- YOUR TASK -
Select, from the data, each line where "visibility" occurs.
Segment Start: RECORDS FOR PROCESSING
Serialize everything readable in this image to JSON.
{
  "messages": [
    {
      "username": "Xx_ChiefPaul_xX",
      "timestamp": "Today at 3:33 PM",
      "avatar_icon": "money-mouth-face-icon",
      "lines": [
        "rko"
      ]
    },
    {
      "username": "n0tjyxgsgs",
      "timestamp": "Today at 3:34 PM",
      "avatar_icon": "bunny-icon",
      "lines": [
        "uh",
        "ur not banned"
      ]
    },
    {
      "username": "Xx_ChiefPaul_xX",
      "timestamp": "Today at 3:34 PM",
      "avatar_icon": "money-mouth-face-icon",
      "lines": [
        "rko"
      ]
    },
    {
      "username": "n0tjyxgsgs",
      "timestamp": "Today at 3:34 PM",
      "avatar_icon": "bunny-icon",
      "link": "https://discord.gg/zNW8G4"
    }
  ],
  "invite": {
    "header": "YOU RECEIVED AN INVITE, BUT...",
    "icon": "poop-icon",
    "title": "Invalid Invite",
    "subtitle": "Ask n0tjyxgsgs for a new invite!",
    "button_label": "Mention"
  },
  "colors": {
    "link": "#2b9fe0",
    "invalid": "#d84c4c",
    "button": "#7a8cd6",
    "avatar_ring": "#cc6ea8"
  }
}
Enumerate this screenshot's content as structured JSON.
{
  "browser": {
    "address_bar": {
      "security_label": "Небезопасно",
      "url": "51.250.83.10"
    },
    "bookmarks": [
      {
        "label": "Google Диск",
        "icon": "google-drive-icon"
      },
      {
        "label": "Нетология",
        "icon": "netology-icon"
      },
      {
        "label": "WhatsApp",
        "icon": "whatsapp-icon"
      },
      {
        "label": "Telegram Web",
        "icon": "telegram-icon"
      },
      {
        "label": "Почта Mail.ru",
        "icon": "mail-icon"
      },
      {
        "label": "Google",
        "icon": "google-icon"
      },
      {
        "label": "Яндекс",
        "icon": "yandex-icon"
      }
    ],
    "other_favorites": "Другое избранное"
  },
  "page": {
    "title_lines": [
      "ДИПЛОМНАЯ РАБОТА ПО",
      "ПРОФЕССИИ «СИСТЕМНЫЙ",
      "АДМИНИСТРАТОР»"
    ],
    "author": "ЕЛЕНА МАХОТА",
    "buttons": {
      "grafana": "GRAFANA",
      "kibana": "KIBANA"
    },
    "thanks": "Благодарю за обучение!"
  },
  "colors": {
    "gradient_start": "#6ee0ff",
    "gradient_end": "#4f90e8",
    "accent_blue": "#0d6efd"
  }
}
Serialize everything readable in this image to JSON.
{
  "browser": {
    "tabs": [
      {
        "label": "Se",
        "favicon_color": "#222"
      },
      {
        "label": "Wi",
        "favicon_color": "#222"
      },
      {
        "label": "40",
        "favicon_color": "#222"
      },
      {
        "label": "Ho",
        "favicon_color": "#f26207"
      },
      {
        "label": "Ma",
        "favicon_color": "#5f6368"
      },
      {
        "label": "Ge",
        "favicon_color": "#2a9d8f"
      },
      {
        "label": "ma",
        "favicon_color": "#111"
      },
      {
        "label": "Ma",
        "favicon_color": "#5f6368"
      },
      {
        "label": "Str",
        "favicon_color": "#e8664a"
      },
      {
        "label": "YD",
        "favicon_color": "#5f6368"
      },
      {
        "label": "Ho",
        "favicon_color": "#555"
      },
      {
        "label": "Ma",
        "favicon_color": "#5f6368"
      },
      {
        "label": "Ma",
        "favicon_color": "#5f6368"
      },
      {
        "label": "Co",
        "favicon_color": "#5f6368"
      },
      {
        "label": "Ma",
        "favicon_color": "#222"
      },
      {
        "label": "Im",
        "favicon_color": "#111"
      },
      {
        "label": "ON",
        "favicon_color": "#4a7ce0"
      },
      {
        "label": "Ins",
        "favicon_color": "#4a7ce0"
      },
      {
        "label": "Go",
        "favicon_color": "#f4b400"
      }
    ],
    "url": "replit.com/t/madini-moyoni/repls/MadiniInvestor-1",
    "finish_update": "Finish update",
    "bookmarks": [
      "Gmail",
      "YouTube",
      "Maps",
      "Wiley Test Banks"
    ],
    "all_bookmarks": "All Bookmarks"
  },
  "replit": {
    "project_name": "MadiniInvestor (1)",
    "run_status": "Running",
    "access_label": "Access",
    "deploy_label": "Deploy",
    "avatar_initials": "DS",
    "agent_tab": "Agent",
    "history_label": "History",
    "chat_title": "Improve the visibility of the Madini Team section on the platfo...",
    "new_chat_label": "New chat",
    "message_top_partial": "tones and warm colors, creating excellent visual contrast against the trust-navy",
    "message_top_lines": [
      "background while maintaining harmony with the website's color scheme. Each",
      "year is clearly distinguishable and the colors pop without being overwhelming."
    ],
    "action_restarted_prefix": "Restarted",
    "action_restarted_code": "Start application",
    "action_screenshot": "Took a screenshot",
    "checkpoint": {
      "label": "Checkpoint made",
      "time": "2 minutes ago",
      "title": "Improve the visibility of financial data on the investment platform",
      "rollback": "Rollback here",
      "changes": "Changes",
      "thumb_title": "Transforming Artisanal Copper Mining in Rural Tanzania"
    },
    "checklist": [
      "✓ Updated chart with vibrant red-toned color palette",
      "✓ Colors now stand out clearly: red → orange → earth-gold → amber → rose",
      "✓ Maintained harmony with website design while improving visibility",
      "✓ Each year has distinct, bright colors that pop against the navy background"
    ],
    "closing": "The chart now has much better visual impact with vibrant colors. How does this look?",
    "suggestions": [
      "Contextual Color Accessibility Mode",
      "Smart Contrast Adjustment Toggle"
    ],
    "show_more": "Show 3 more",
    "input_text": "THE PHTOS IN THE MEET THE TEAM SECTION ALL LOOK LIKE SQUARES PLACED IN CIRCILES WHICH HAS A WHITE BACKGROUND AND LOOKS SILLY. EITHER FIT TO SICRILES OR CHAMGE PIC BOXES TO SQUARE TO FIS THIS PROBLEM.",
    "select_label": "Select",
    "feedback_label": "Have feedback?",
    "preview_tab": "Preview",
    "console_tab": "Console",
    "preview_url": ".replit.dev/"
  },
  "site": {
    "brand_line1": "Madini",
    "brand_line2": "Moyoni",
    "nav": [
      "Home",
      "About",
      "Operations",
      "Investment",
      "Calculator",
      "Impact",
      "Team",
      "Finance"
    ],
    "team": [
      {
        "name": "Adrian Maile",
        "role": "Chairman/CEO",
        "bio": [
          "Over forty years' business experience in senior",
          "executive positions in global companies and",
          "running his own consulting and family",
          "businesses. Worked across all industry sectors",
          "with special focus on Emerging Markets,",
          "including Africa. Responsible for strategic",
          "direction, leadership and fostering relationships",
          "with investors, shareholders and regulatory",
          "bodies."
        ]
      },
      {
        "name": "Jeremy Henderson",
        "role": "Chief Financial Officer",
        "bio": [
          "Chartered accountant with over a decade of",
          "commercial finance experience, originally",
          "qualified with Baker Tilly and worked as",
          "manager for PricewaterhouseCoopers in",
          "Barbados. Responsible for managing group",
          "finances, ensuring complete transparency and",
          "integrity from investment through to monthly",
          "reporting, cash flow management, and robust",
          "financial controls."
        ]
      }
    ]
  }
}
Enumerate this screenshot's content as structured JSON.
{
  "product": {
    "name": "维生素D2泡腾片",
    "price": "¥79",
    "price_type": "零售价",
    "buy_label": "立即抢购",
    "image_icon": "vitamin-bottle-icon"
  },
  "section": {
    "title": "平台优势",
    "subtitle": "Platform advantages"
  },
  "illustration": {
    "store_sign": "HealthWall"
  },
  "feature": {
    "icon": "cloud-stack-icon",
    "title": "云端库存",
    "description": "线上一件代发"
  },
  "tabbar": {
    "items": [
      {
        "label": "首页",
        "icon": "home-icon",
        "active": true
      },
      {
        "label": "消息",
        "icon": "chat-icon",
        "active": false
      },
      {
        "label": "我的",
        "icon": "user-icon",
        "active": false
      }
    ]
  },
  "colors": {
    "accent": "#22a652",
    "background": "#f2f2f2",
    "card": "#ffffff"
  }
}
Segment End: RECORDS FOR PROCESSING
- OUTPUT OF THE TASK -
    "chat_title": "Improve the visibility of the Madini Team section on the platfo...",
      "title": "Improve the visibility of financial data on the investment platform",
      "✓ Maintained harmony with website design while improving visibility",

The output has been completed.